§ **WORK INSTRUCTIONS**: Each line from the one containing "Output a JSON" through the final line of the data below must be repeated exactly.

§ **EXTRACTED INFORMATION**:
********

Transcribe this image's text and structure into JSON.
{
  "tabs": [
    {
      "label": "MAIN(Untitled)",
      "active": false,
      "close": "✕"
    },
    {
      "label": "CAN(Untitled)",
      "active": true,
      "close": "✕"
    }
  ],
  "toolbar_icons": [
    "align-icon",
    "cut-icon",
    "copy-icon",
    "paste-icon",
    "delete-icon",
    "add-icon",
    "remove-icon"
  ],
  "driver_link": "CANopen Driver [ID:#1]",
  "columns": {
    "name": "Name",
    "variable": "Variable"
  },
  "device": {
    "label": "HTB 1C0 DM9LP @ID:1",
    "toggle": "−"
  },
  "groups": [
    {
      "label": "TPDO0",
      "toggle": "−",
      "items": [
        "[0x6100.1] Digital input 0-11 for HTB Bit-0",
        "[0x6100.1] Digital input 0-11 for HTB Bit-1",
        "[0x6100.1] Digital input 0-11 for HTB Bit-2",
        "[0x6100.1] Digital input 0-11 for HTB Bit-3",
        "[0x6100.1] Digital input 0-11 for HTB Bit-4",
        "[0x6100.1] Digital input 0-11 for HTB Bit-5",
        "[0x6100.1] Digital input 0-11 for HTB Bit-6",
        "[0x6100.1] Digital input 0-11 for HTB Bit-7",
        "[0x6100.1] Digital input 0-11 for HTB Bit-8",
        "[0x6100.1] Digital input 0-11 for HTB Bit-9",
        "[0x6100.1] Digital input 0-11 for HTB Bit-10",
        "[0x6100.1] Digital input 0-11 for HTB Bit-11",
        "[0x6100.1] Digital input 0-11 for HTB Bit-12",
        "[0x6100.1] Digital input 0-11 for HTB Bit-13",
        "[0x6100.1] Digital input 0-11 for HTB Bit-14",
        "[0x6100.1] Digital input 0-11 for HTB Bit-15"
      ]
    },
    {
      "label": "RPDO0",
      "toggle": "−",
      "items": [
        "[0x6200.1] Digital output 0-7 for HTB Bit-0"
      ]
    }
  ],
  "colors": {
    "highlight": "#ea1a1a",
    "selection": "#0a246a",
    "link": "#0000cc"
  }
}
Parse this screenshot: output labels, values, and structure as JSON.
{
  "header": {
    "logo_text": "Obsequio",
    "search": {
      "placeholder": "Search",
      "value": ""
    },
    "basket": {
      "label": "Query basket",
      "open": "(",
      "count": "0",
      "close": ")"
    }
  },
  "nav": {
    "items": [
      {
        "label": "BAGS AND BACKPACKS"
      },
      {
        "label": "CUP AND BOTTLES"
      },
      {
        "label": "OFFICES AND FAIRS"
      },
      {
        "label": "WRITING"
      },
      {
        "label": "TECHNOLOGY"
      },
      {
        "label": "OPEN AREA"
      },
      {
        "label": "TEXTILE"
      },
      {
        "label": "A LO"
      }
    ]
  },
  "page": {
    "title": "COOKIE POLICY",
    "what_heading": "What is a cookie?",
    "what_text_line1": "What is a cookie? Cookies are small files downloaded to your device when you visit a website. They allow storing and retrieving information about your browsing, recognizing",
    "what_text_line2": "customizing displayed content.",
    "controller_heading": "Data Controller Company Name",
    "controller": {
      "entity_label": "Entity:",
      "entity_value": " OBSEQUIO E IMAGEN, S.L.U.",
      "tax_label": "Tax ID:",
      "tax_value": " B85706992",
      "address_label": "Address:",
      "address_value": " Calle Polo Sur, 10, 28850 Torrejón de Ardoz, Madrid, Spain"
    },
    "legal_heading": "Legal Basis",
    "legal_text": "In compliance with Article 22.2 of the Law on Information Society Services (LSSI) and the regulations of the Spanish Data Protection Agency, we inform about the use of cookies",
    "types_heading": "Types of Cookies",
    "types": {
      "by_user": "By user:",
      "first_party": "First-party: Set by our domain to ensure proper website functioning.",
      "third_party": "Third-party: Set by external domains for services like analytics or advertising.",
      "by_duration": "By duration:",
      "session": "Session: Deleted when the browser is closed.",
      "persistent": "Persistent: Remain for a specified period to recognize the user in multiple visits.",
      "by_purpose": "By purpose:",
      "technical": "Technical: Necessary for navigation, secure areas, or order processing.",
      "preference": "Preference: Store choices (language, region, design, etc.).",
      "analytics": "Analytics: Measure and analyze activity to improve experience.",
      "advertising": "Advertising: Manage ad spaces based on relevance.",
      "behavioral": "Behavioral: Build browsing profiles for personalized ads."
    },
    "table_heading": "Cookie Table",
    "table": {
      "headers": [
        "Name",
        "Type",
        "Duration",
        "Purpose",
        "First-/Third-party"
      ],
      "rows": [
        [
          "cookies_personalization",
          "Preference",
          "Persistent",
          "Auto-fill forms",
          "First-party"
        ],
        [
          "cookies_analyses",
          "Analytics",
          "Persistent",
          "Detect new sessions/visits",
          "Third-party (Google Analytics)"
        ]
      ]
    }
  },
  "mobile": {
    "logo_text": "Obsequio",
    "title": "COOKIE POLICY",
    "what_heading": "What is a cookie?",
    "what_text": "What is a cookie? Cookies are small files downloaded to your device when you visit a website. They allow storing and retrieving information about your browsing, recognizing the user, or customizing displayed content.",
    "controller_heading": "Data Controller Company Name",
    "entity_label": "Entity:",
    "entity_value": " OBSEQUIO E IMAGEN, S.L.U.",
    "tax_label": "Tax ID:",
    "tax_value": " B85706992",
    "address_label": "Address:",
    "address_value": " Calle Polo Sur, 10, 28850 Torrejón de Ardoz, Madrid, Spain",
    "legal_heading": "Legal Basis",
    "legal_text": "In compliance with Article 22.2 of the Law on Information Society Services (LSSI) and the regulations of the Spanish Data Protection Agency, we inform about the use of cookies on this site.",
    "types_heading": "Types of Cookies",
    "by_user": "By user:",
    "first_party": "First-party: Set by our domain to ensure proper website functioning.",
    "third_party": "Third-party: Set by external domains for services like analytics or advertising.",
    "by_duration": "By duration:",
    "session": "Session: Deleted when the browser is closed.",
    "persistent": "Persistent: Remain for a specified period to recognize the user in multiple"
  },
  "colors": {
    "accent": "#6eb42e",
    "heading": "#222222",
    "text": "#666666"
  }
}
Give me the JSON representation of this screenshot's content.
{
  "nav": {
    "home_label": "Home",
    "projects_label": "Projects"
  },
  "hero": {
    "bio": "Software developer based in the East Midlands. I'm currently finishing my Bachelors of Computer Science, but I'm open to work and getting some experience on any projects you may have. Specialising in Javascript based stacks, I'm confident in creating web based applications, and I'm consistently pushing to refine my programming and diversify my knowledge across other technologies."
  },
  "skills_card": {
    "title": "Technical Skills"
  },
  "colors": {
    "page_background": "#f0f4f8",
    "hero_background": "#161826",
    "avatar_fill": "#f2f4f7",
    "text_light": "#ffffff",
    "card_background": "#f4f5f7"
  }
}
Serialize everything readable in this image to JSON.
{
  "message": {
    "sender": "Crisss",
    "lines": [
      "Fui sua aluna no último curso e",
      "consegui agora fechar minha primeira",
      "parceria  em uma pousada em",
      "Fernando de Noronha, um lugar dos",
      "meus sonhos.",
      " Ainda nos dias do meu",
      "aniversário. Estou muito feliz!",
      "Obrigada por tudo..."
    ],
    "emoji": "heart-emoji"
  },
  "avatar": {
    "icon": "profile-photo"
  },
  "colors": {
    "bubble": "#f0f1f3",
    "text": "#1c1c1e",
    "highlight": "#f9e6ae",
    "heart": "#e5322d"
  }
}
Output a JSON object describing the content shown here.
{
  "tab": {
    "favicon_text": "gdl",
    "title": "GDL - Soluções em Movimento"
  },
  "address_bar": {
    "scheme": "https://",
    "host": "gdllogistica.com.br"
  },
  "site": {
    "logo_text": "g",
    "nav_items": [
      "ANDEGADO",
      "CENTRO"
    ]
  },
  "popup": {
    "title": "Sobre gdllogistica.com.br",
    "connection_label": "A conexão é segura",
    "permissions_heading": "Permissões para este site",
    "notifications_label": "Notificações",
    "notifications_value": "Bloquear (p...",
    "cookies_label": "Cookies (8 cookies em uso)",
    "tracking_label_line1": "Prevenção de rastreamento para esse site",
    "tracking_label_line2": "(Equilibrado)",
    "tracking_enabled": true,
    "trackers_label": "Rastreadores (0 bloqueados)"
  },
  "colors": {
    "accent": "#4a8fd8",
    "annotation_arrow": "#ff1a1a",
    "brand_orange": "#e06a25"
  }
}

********

§ **REPLY**:
Output a JSON object describing the content shown here.
{
  "tab": {
    "favicon_text": "gdl",
    "title": "GDL - Soluções em Movimento"
  },
  "address_bar": {
    "scheme": "https://",
    "host": "gdllogistica.com.br"
  },
  "site": {
    "logo_text": "g",
    "nav_items": [
      "ANDEGADO",
      "CENTRO"
    ]
  },
  "popup": {
    "title": "Sobre gdllogistica.com.br",
    "connection_label": "A conexão é segura",
    "permissions_heading": "Permissões para este site",
    "notifications_label": "Notificações",
    "notifications_value": "Bloquear (p...",
    "cookies_label": "Cookies (8 cookies em uso)",
    "tracking_label_line1": "Prevenção de rastreamento para esse site",
    "tracking_label_line2": "(Equilibrado)",
    "tracking_enabled": true,
    "trackers_label": "Rastreadores (0 bloqueados)"
  },
  "colors": {
    "accent": "#4a8fd8",
    "annotation_arrow": "#ff1a1a",
    "brand_orange": "#e06a25"
  }
}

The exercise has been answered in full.